As I already explained a couple of posts ago, I had a bit of a weird upbringing which involved not being allowed to read children’s books and other stuff too tiresome to write here. I have a learning disability, which is boring so let’s not talk about that, BUT it did mean that I dealt better with some aspects of my childhood than many others might have done – in particular the way that my grandparents cut me off from society and blatantly encouraged me to become a bit of a nerdy history geek weirdo.
However, even they got a bit alarmed when I started having thumping great crushes on various people from history, which is a bit hypocritical really as Richard III was the great love of my grandmother’s life. No, seriously, he could do NO WRONG and, well, I’ve spoken before on here about the peculiar horror of being taken to the site of the battle of Bosworth as a small child to stand in mute and incredulous silence as my grandmother stared into the distance and wept for poor old Dickon.
Anyway, that’s enough explaining!
Henry V. A surprising one this, or maybe not. I blame historical fiction entirely for this one as I totally fell for Henry as he is portrayed in Crown in Candlelight – a handsome, charming but valiant young King with a bent for piety and cold toes. I’m fairly sure the real Henry wasn’t anything like this, other than the bent for piety which was actually not so much a ‘bent’ as a raving fanaticism.
George of Clarence. Yes, I am very awkward – I bypassed the familial passion for poor little Richard III and instead developed a thing for his brother. The Sunne in Splendour is entirely to blame for this – well the early chapters before winsome, golden haired George was transformed into a drunken wife beating slob.

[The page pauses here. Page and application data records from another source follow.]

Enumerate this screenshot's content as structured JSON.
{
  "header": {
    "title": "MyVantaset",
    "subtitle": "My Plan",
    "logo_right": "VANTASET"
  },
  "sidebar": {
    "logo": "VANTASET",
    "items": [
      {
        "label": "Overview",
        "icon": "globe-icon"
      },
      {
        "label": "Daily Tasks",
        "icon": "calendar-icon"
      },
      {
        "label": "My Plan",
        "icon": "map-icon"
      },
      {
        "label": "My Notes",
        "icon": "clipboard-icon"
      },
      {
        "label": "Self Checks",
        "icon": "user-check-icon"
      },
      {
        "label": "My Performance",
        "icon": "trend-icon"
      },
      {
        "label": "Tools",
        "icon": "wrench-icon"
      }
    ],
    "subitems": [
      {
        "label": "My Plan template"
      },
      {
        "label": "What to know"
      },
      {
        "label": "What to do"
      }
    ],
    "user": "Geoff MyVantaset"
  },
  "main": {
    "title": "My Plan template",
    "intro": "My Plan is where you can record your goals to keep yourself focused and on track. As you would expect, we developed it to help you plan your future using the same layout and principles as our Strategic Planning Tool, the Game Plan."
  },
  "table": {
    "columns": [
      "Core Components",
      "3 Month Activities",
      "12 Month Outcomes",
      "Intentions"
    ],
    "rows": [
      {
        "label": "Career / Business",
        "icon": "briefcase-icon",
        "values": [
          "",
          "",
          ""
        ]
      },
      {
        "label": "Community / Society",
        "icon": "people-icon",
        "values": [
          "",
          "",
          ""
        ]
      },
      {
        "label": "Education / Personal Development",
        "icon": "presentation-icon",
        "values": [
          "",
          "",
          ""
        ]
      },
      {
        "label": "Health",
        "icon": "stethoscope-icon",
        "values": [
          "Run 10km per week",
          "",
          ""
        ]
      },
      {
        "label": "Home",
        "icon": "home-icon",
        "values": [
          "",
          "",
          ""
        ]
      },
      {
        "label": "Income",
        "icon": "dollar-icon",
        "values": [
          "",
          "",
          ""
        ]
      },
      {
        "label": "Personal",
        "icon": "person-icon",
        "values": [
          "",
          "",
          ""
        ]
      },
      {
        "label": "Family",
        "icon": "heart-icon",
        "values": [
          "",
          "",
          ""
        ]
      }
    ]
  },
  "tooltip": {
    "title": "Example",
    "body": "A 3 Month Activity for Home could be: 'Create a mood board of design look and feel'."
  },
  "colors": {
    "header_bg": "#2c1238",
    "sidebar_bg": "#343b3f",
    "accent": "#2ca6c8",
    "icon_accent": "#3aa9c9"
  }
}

Prince Rupert of the Rhine. Oh come on, who doesn’t have a crush on Prince Rupert? Okay, lots of you don’t so never mind. Oh Prince Rupert. By The Sword Divided was slightly responsible for this one although the Prince Rupert in that wasn’t terribly hot (my By The Sword Divided crush was Will Saltmarsh) despite what Lucinda thought about the matter.
Louis-Antoine de Saint-Just. This is the big one, the mother and father of all historical crushes. Oh my. Okay, I have gone past my hormonal adolescent passion now and recognise that Saint-Just was actually A Very Very Bad Person but oh dear, I was OBSESSED for years to quite a tragic degree. I even carried a little photo of the David portrait of him in his dashing, natty red waistcoat in my purse for years. I remember being thrilled when I first read about him, Saint-Just the soldier’s son who had been a teenage delinquent, at the battle of Valmy, riding ahead of the Revolutionary forces with his top hat balanced on top of his sword and a grin of wild excitement on his face.
Hm, clearly I have a bit of a type – tall, military, long hair, stubble. My husband ticks all those boxes except one – he isn’t a military man, he’s an IT Manager. Oh and he’s cut his long hair now. Honourable mentions also go to Hérault de Séychelles, Rupert Brooke, John Castle as Geoffrey in The Lion in Winter, Eugène de Beauharnais, Dante Gabriel Rossetti, Henri de la Rochejacquelin, Oscar Wilde (how could I have forgotten?!), Simon de Montfort and Jacques Cathelineau. This last was a major crush too, until I quickly discovered that he bore no resemblance to his portrait by Girodet and was actually a middle aged pedlar with a wife and six million children. Ah well.
Anyway, I’ve shown you mine – what are your historical crushes?